**Prompt:** Search the records for lines with the word "source" and copy each match.

Data records for software interfaces:
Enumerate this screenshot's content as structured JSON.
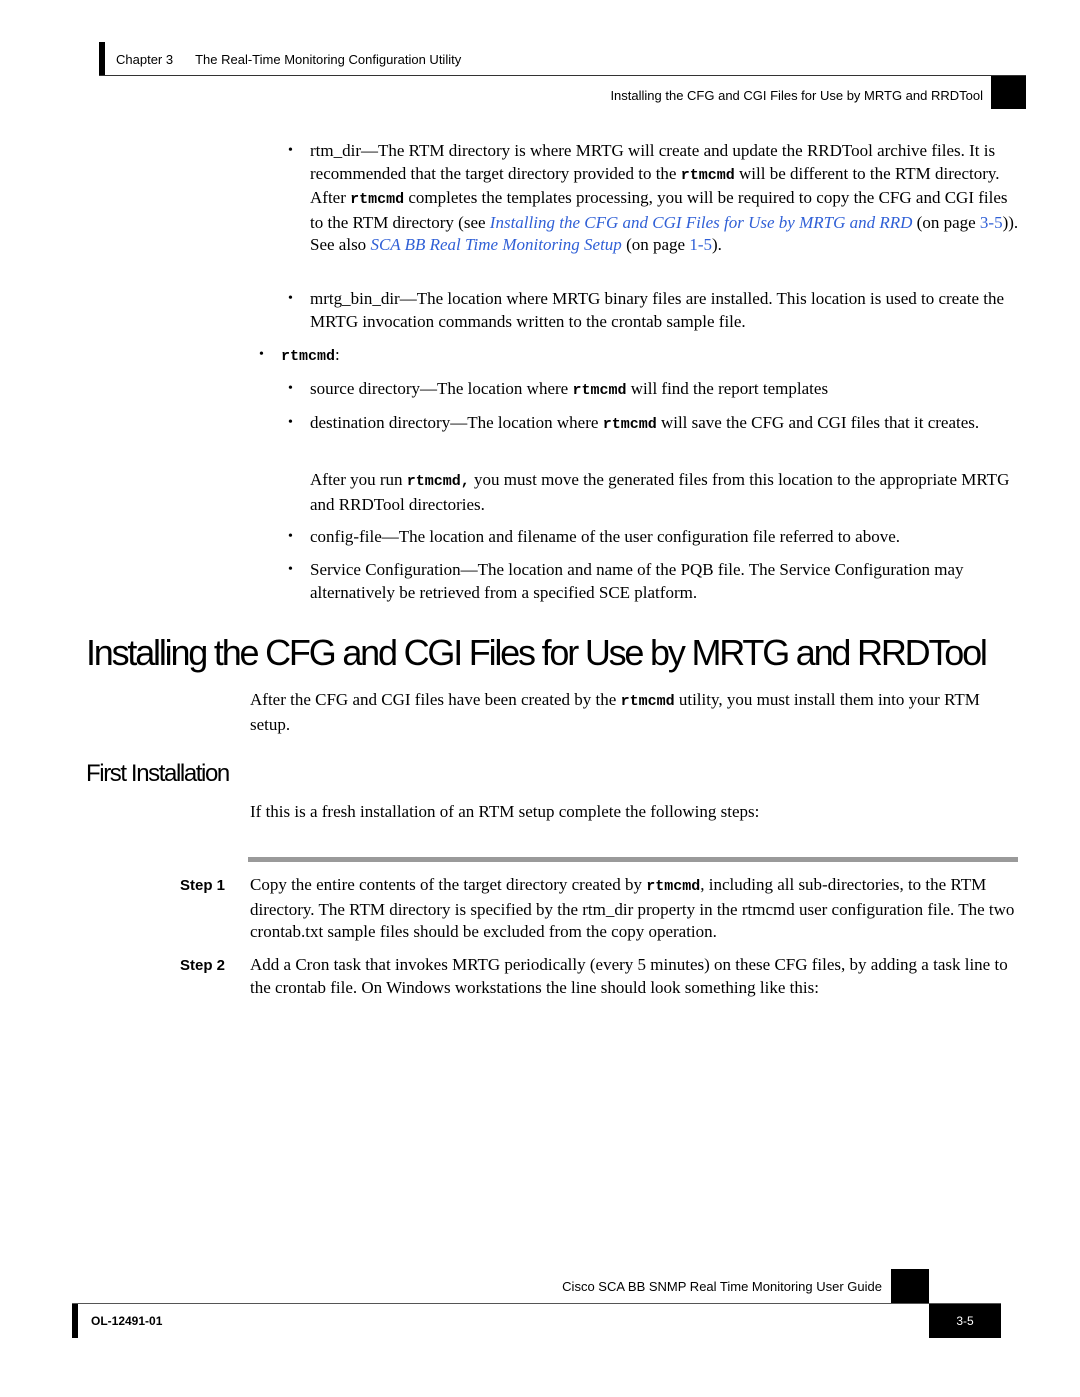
{
  "header": {
    "chapter_label": "Chapter 3",
    "chapter_title": "The Real-Time Monitoring Configuration Utility",
    "section_title": "Installing the CFG and CGI Files for Use by MRTG and RRDTool"
  },
  "bullets_top": {
    "rtm_dir": {
      "t1": "rtm_dir—The RTM directory is where MRTG will create and update the RRDTool archive files. It is recommended that the target directory provided to the ",
      "code1": "rtmcmd",
      "t2": " will be different to the RTM directory. After ",
      "code2": "rtmcmd",
      "t3": " completes the templates processing, you will be required to copy the CFG and CGI files to the RTM directory (see ",
      "link1": "Installing the CFG and CGI Files for Use by MRTG and RRD",
      "t4": " (on page ",
      "page1": "3-5",
      "t5": ")). See also ",
      "link2": "SCA BB Real Time Monitoring Setup",
      "t6": " (on page ",
      "page2": "1-5",
      "t7": ")."
    },
    "mrtg_bin_dir": "mrtg_bin_dir—The location where MRTG binary files are installed. This location is used to create the MRTG invocation commands written to the crontab sample file."
  },
  "rtmcmd_section": {
    "label_code": "rtmcmd",
    "label_suffix": ":",
    "source": {
      "t1": "source directory—The location where ",
      "code": "rtmcmd",
      "t2": " will find the report templates"
    },
    "destination": {
      "t1": "destination directory—The location where ",
      "code": "rtmcmd",
      "t2": " will save the CFG and CGI files that it creates."
    },
    "after_note": {
      "t1": "After you run ",
      "code": "rtmcmd,",
      "t2": "  you must move the generated files from this location to the appropriate MRTG and RRDTool directories."
    },
    "config_file": "config-file—The location and filename of the user configuration file referred to above.",
    "service_config": "Service Configuration—The location and name of the PQB file. The Service Configuration may alternatively be retrieved from a specified SCE platform."
  },
  "section": {
    "heading": "Installing the CFG and CGI Files for Use by MRTG and RRDTool",
    "intro": {
      "t1": "After the CFG and CGI files have been created by the ",
      "code": "rtmcmd",
      "t2": "  utility, you must install them into your RTM setup."
    }
  },
  "first_installation": {
    "heading": "First Installation",
    "intro": "If this is a fresh installation of an RTM setup complete the following steps:",
    "steps": [
      {
        "label": "Step 1",
        "t1": "Copy the entire contents of the target directory created by ",
        "code": "rtmcmd",
        "t2": ", including all sub-directories, to the RTM directory. The RTM directory is specified by the rtm_dir property in the rtmcmd user configuration file. The two crontab.txt sample files should be excluded from the copy operation."
      },
      {
        "label": "Step 2",
        "text": "Add a Cron task that invokes MRTG periodically (every 5 minutes) on these CFG files, by adding a task line to the crontab file. On Windows workstations the line should look something like this:"
      }
    ]
  },
  "footer": {
    "guide_title": "Cisco SCA BB SNMP Real Time Monitoring User Guide",
    "doc_code": "OL-12491-01",
    "page_number": "3-5"
  },
  "colors": {
    "link": "#2f5fd6",
    "rule_gray": "#9a9a9a"
  },
  "icons": {
    "bullet": "bullet-dot-icon"
  }
}
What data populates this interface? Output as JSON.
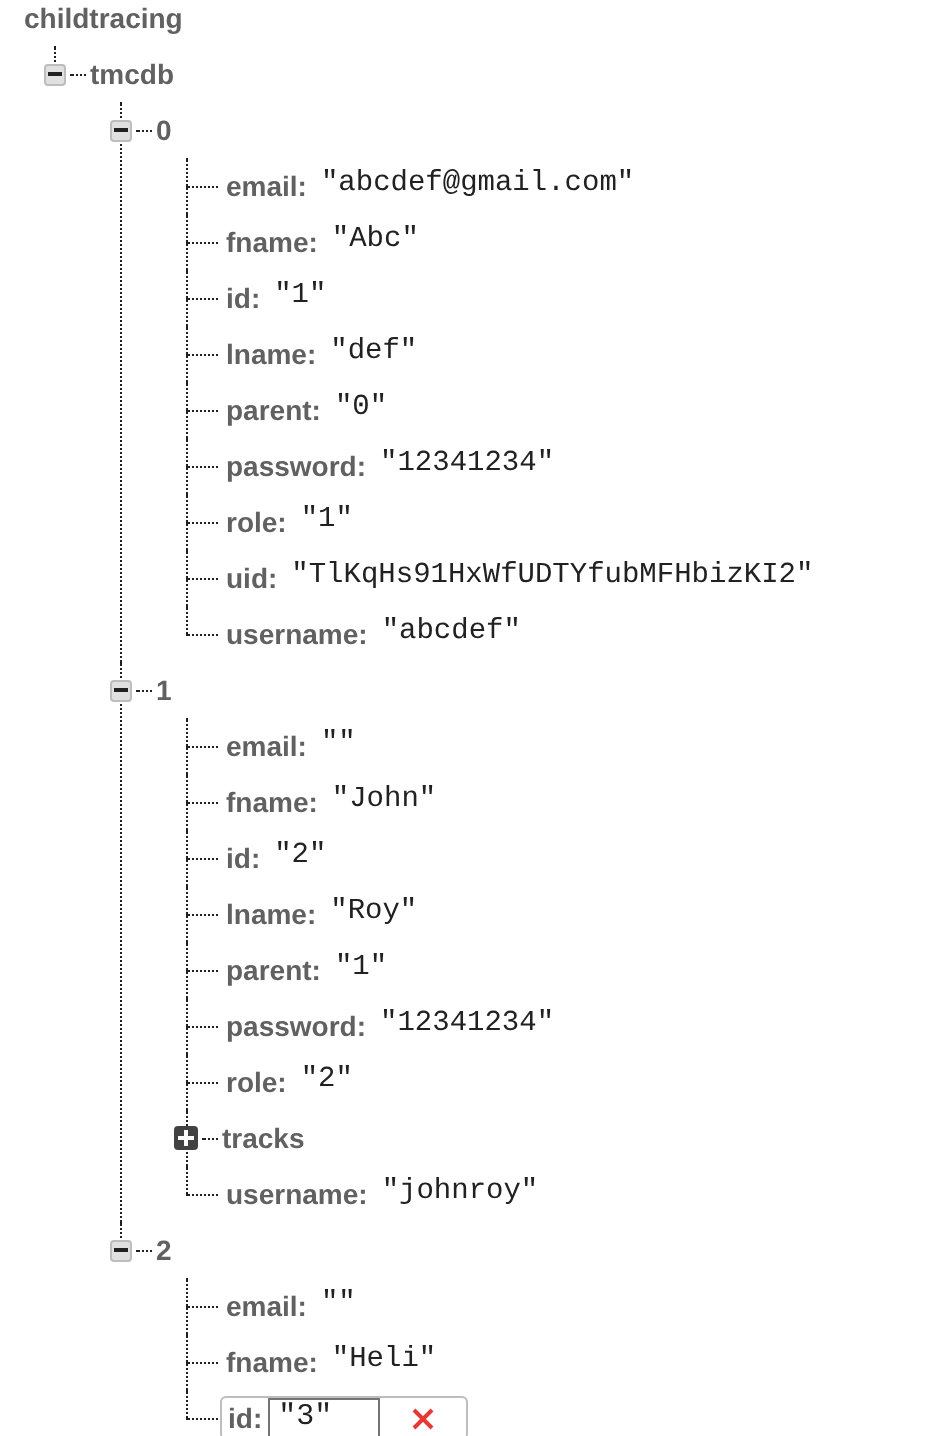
{
  "root": {
    "label": "childtracing",
    "children": [
      {
        "key": "tmcdb",
        "expanded": true,
        "children": [
          {
            "key": "0",
            "expanded": true,
            "children": [
              {
                "key": "email:",
                "value": "\"abcdef@gmail.com\""
              },
              {
                "key": "fname:",
                "value": "\"Abc\""
              },
              {
                "key": "id:",
                "value": "\"1\""
              },
              {
                "key": "lname:",
                "value": "\"def\""
              },
              {
                "key": "parent:",
                "value": "\"0\""
              },
              {
                "key": "password:",
                "value": "\"12341234\""
              },
              {
                "key": "role:",
                "value": "\"1\""
              },
              {
                "key": "uid:",
                "value": "\"TlKqHs91HxWfUDTYfubMFHbizKI2\""
              },
              {
                "key": "username:",
                "value": "\"abcdef\""
              }
            ]
          },
          {
            "key": "1",
            "expanded": true,
            "children": [
              {
                "key": "email:",
                "value": "\"\""
              },
              {
                "key": "fname:",
                "value": "\"John\""
              },
              {
                "key": "id:",
                "value": "\"2\""
              },
              {
                "key": "lname:",
                "value": "\"Roy\""
              },
              {
                "key": "parent:",
                "value": "\"1\""
              },
              {
                "key": "password:",
                "value": "\"12341234\""
              },
              {
                "key": "role:",
                "value": "\"2\""
              },
              {
                "key": "tracks",
                "expanded": false
              },
              {
                "key": "username:",
                "value": "\"johnroy\""
              }
            ]
          },
          {
            "key": "2",
            "expanded": true,
            "children": [
              {
                "key": "email:",
                "value": "\"\""
              },
              {
                "key": "fname:",
                "value": "\"Heli\""
              },
              {
                "key": "id:",
                "value": "\"3\"",
                "editing": true
              }
            ]
          }
        ]
      }
    ]
  }
}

**Output for this task:**
    "source": {
      "t1": "source directory—The location where ",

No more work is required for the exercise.